1st Quarter 2016 Letter
April 19, 2016, By: Harris L. Kempner, Jr., President
The United States and Worldwide
Despite the fact that it now appears that the U.S. GDP in the 1st Quarter was 1% or less, we still believe, as we did at the start of the year, that the U.S. GDP will grow at the rate of 2 ½% – 3% for calendar 2016. There are several reasons for this.The first is a statistical anomaly that has appeared in the last 2 years, and looks to be repeating itself. As this layout shows, both 2014 and 2015 1st quarter GDP was extremely low followed by a resounding make-up in the 2nd quarter. (Evercore ISI)
Real GDP Q/Q A.R.1Q 2Q
We believe that there are signs that the same thing will be occurring in the 2nd quarter 2016. The first of these is employment, which is extremely strong. The latest unemployment applications at 253,000 tied a record low since 1973. In the past 6 months, according to national employment statistics (WSJ), the economy has overcome any slowdowns and created over 1.5 million jobs, which is a very substantial number. According to all reports, many people who have been out of work for a long time are now coming back into the labor market. This labor strength sets up an excellent consumer potential, going forward even though the American consumer is no longer spending more than they make and saving a healthy 5% of income. These overall statistics indicate the consumer will be adding substantially to the economy as the quarter and the year roll on.

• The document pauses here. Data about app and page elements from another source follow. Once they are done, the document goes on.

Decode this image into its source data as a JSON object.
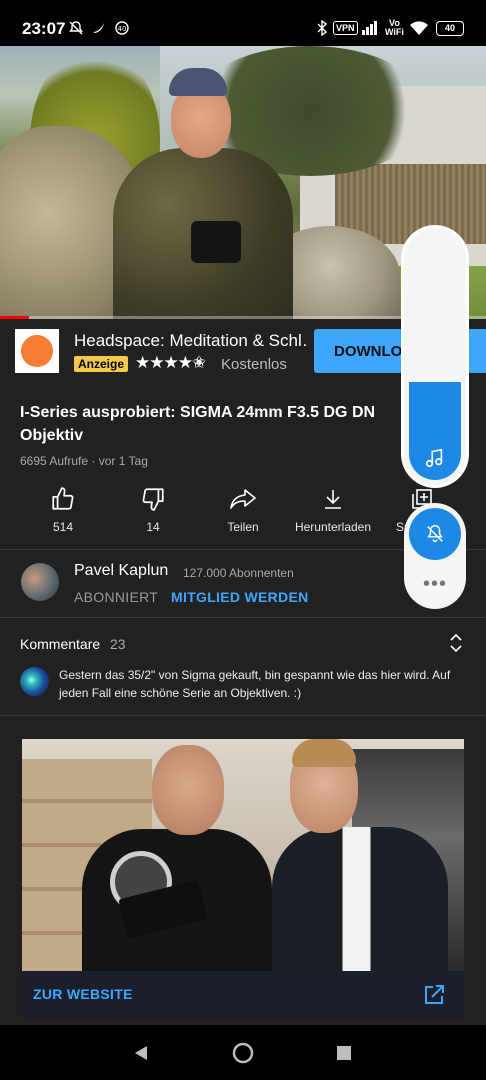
{
  "status_bar": {
    "time": "23:07",
    "vpn": "VPN",
    "volte_top": "Vo",
    "volte_bottom": "WiFi",
    "battery": "40",
    "icons": [
      "mute-icon",
      "bird-icon",
      "four-g-icon",
      "bluetooth-icon",
      "vpn-icon",
      "signal-icon",
      "vowifi-icon",
      "wifi-icon",
      "battery-icon"
    ]
  },
  "video": {
    "progress_fraction": 0.06,
    "progress_color": "#ff0000"
  },
  "ad": {
    "title": "Headspace: Meditation & Schl…",
    "badge": "Anzeige",
    "stars": "★★★★✬",
    "rating": 4.5,
    "price": "Kostenlos",
    "button": "DOWNLOAD"
  },
  "video_info": {
    "title": "I-Series ausprobiert: SIGMA 24mm F3.5 DG DN Objektiv",
    "meta": "6695 Aufrufe · vor 1 Tag"
  },
  "actions": [
    {
      "icon": "thumbs-up-icon",
      "label": "514"
    },
    {
      "icon": "thumbs-down-icon",
      "label": "14"
    },
    {
      "icon": "share-icon",
      "label": "Teilen"
    },
    {
      "icon": "download-icon",
      "label": "Herunterladen"
    },
    {
      "icon": "save-to-playlist-icon",
      "label": "Sp"
    }
  ],
  "channel": {
    "name": "Pavel Kaplun",
    "subscribers": "127.000 Abonnenten",
    "subscribed_label": "ABONNIERT",
    "join_label": "MITGLIED WERDEN"
  },
  "comments": {
    "label": "Kommentare",
    "count": "23",
    "top_comment": "Gestern das 35/2\" von Sigma gekauft, bin gespannt wie das hier wird. Auf jeden Fall eine schöne Serie an Objektiven. :)"
  },
  "promo": {
    "link_label": "ZUR WEBSITE"
  },
  "volume_overlay": {
    "level_fraction": 0.4,
    "accent": "#1e88e5"
  },
  "colors": {
    "background": "#212121",
    "accent": "#3ea6ff",
    "ad_badge": "#f2c94c"
  }
}
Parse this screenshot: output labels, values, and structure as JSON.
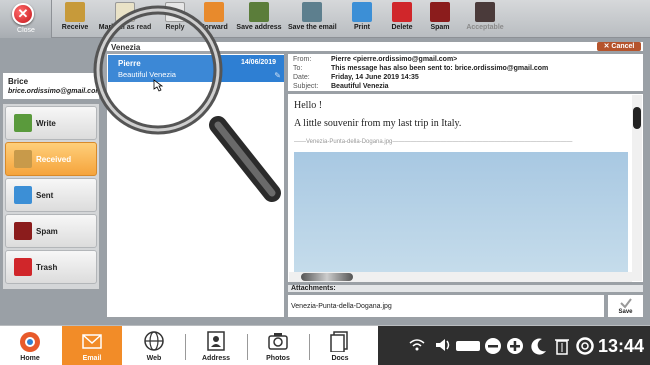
{
  "toolbar": {
    "close": "Close",
    "receive": "Receive",
    "mark_all_read": "Mark all as read",
    "reply": "Reply",
    "forward": "Forward",
    "save_address": "Save address",
    "save_email": "Save the email",
    "print": "Print",
    "delete": "Delete",
    "spam": "Spam",
    "acceptable": "Acceptable"
  },
  "user": {
    "name": "Brice",
    "email": "brice.ordissimo@gmail.com"
  },
  "folders": [
    {
      "label": "Write",
      "icon": "pencil-icon"
    },
    {
      "label": "Received",
      "icon": "envelope-arrow-icon"
    },
    {
      "label": "Sent",
      "icon": "upload-arrow-icon"
    },
    {
      "label": "Spam",
      "icon": "spam-bin-icon"
    },
    {
      "label": "Trash",
      "icon": "trash-icon"
    }
  ],
  "search": {
    "value": "Venezia",
    "cancel_label": "Cancel"
  },
  "messages": [
    {
      "sender": "Pierre",
      "date": "14/06/2019",
      "subject": "Beautiful Venezia"
    }
  ],
  "email": {
    "from_label": "From:",
    "from": "Pierre <pierre.ordissimo@gmail.com>",
    "to_label": "To:",
    "to": "This message has also been sent to: brice.ordissimo@gmail.com",
    "date_label": "Date:",
    "date": "Friday, 14 June 2019 14:35",
    "subject_label": "Subject:",
    "subject": "Beautiful Venezia",
    "body_line1": "Hello !",
    "body_line2": "A little souvenir from my last trip in Italy.",
    "inline_attachment": "Venezia-Punta-della-Dogana.jpg"
  },
  "attachments": {
    "header": "Attachments:",
    "file": "Venezia-Punta-della-Dogana.jpg",
    "save_label": "Save"
  },
  "taskbar": {
    "tabs": [
      "Home",
      "Email",
      "Web",
      "Address",
      "Photos",
      "Docs"
    ],
    "active": "Email",
    "clock": "13:44"
  },
  "colors": {
    "accent_orange": "#f28c28",
    "selection_blue": "#2e7fd3",
    "close_red": "#c4161c"
  }
}
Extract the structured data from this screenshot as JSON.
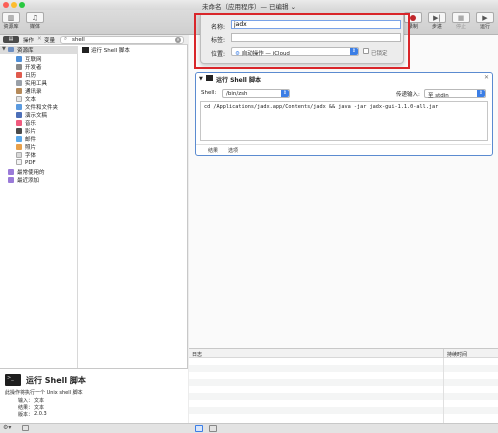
{
  "window": {
    "title": "未命名（应用程序）— 已编辑 ⌄"
  },
  "toolbar": {
    "library_label": "资源库",
    "media_label": "媒体",
    "record_label": "录制",
    "step_label": "步进",
    "stop_label": "停止",
    "run_label": "运行"
  },
  "sidebar": {
    "seg_actions": "操作",
    "seg_variables": "变量",
    "search_value": "shell",
    "library_root": "资源库",
    "categories": [
      "互联网",
      "开发者",
      "日历",
      "实用工具",
      "通讯录",
      "文本",
      "文件和文件夹",
      "演示文稿",
      "音乐",
      "影片",
      "邮件",
      "照片",
      "字体",
      "PDF"
    ],
    "recent_used": "最常使用的",
    "recent_added": "最近添加",
    "result_item": "运行 Shell 脚本"
  },
  "description": {
    "title": "运行 Shell 脚本",
    "text": "此操作将执行一个 Unix shell 脚本",
    "input_label": "输入：",
    "input_value": "文本",
    "result_label": "结果：",
    "result_value": "文本",
    "version_label": "版本：",
    "version_value": "2.0.3"
  },
  "save_sheet": {
    "name_label": "名称:",
    "name_value": "jadx",
    "tags_label": "标签:",
    "tags_value": "",
    "location_label": "位置:",
    "location_value": "自动操作 — iCloud",
    "locked_label": "已锁定"
  },
  "action": {
    "title": "运行 Shell 脚本",
    "shell_label": "Shell:",
    "shell_value": "/bin/zsh",
    "pass_label": "传递输入:",
    "pass_value": "至 stdin",
    "script": "cd /Applications/jadx.app/Contents/jadx && java -jar jadx-gui-1.1.0-all.jar",
    "tab_results": "结果",
    "tab_options": "选项"
  },
  "log": {
    "col_log": "日志",
    "col_duration": "持续时间"
  },
  "colors": {
    "accent": "#3b7ee6",
    "highlight_border": "#d9262a",
    "record_red": "#c0262a"
  }
}
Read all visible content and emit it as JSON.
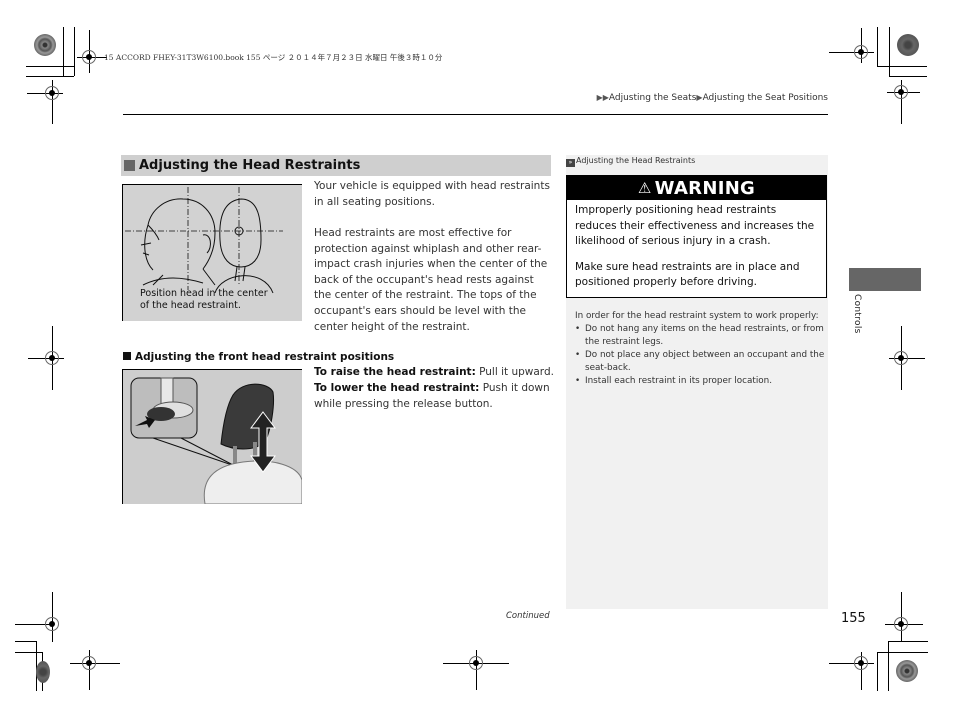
{
  "print_job_line": "15 ACCORD FHEY-31T3W6100.book  155 ページ  ２０１４年７月２３日  水曜日  午後３時１０分",
  "breadcrumb": {
    "arrows": "▶▶",
    "level1": "Adjusting the Seats",
    "sep": "▶",
    "level2": "Adjusting the Seat Positions"
  },
  "section": {
    "title": "Adjusting the Head Restraints",
    "figure1_caption_line1": "Position head in the center",
    "figure1_caption_line2": "of the head restraint.",
    "intro_paragraph": "Your vehicle is equipped with head restraints in all seating positions.",
    "effectiveness_paragraph": "Head restraints are most effective for protection against whiplash and other rear-impact crash injuries when the center of the back of the occupant's head rests against the center of the restraint. The tops of the occupant's ears should be level with the center height of the restraint."
  },
  "subsection": {
    "title": "Adjusting the front head restraint positions",
    "raise_label": "To raise the head restraint:",
    "raise_text": " Pull it upward.",
    "lower_label": "To lower the head restraint:",
    "lower_text": " Push it down while pressing the release button."
  },
  "sidebar": {
    "reference_icon": "»",
    "reference_title": "Adjusting the Head Restraints",
    "warning": {
      "icon": "⚠",
      "title": "WARNING",
      "paragraph1": "Improperly positioning head restraints reduces their effectiveness and increases the likelihood of serious injury in a crash.",
      "paragraph2": "Make sure head restraints are in place and positioned properly before driving."
    },
    "notes_intro": "In order for the head restraint system to work properly:",
    "notes": [
      "Do not hang any items on the head restraints, or from the restraint legs.",
      "Do not place any object between an occupant and the seat-back.",
      "Install each restraint in its proper location."
    ]
  },
  "chapter_tab": {
    "label": "Controls",
    "color": "#666666"
  },
  "footer": {
    "continued": "Continued",
    "page_number": "155"
  }
}
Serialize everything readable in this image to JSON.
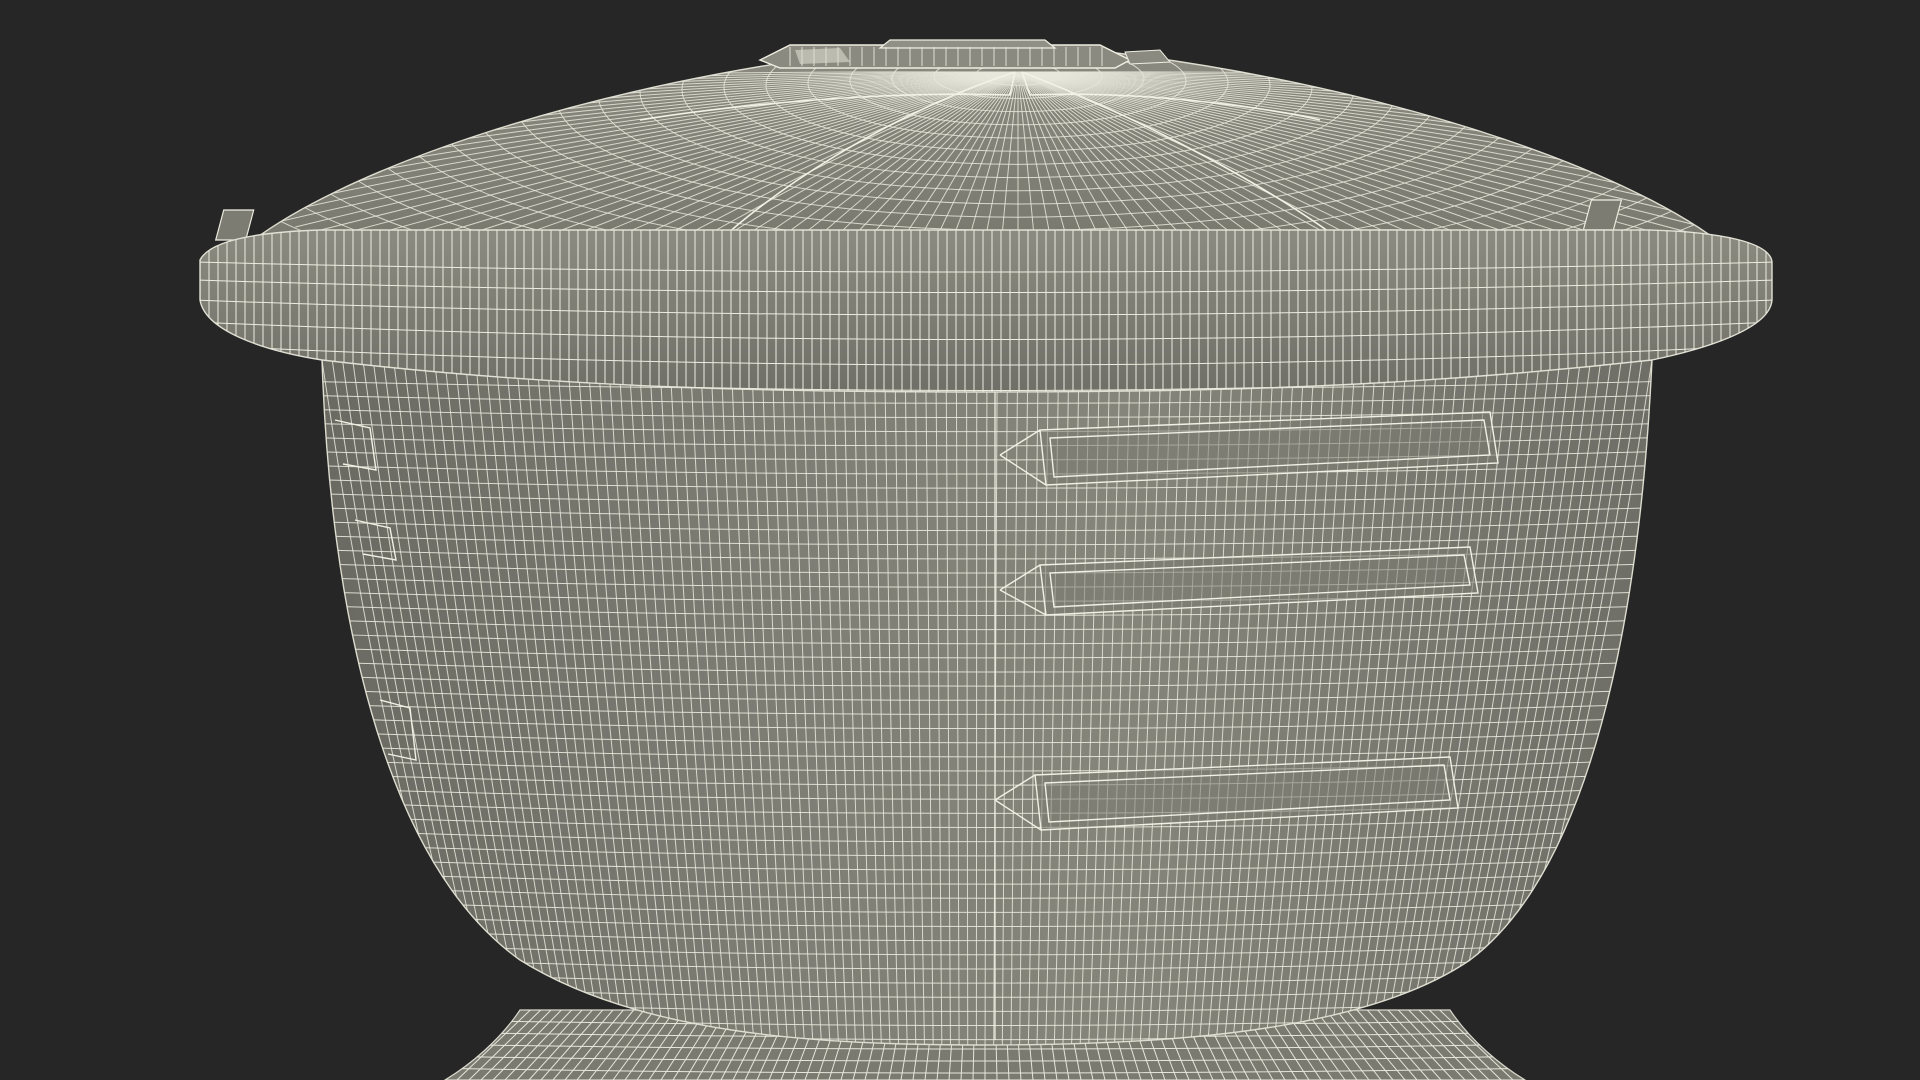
{
  "scene": {
    "subject": "wireframe-water-tank-icon",
    "colors": {
      "background": "#262626",
      "surface": "#7b7b72",
      "surface_dark": "#6c6c64",
      "surface_light": "#8a8a80",
      "wire": "#e8e8dc",
      "shadow": "#55554f"
    }
  }
}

The latter is particularly true if you take a look at consumer spending. At first blush, the March consumer retail spending figure of -.3% seems low. Although retail sales were apparently flat in the full 1st quarter, in fact they were strong when price drops were taken into account. Real retail sales were up a healthy 4% quarter-to-quarter. (Cornerstone Macro) This means that while inflation is substantially in check, the consumer is spending a lot on specific items. This is a much healthier underpinning for consumer activity than would appear from the headline numbers.

Other factors are that oil prices have improved since January, which is likely to benefit areas that have been quite weak in the U.S. economy for the last year. Housing, responding to lower mortgage rates, is likely to become a noted addition to U.S. strength in this quarter.
China, as the world’s second largest economy, again deserves some special mention. At the beginning of this year, we indicated we thought that China’s economy would be stable despite omnipresent fears of a deep drop in their economic activity. We now believe that it could actually be growing some due to the most recently announced growth in Chinese exports, which was reported to have risen 11.5%. Consonant with this, the Chinese nominal GDP was announced at +7.29% for the first quarter, up from 6.0% in the fourth quarter. This is much better than the fears of a hard landing held at the beginning of the year.
All in, we think the U.S. economy continues to be quite solid, growing at a reasonable pace and no significant slowdown is in the picture for this year. Much of the rest of the world is also doing better than the fear-laden predictions at the start of the year.

The stock market went through a very difficult period during the 1st quarter based, as we observed at the start of the year, on very negative assumptions about world growth, U.S. economic growth, and the potential of recessions in many places. As these fears have lessened, the U.S. stock market has come up from very depressed levels in February to slight gains for the year as a whole. We think that progress from here will be a function primarily of earnings and earnings expectations, as it is traditionally. We see no chance of a recession in this country during 2016 and that alone is enough to provide general support of the stock market going forward.

Fixed income investments presently revolve substantially around what the Federal Reserve will do with regard to rates in the coming months. Despite many analysts’ contrary opinions, we are still forecasting U.S. economic growth at 2 ½% – 3%. If our economic scenario holds, with continuing growth in the U.S. economy and continuing improvement of both employment and real wages, we expect the Feds will raise rates twice by the end of calendar 2016. If they do so, bonds will be somewhat weaker because of higher interest rates. Our fixed income portfolios continue to be invested in U.S. Treasury Inflation Protected Securities (TIPS) because we expect inflation to eventually be a factor in the U.S.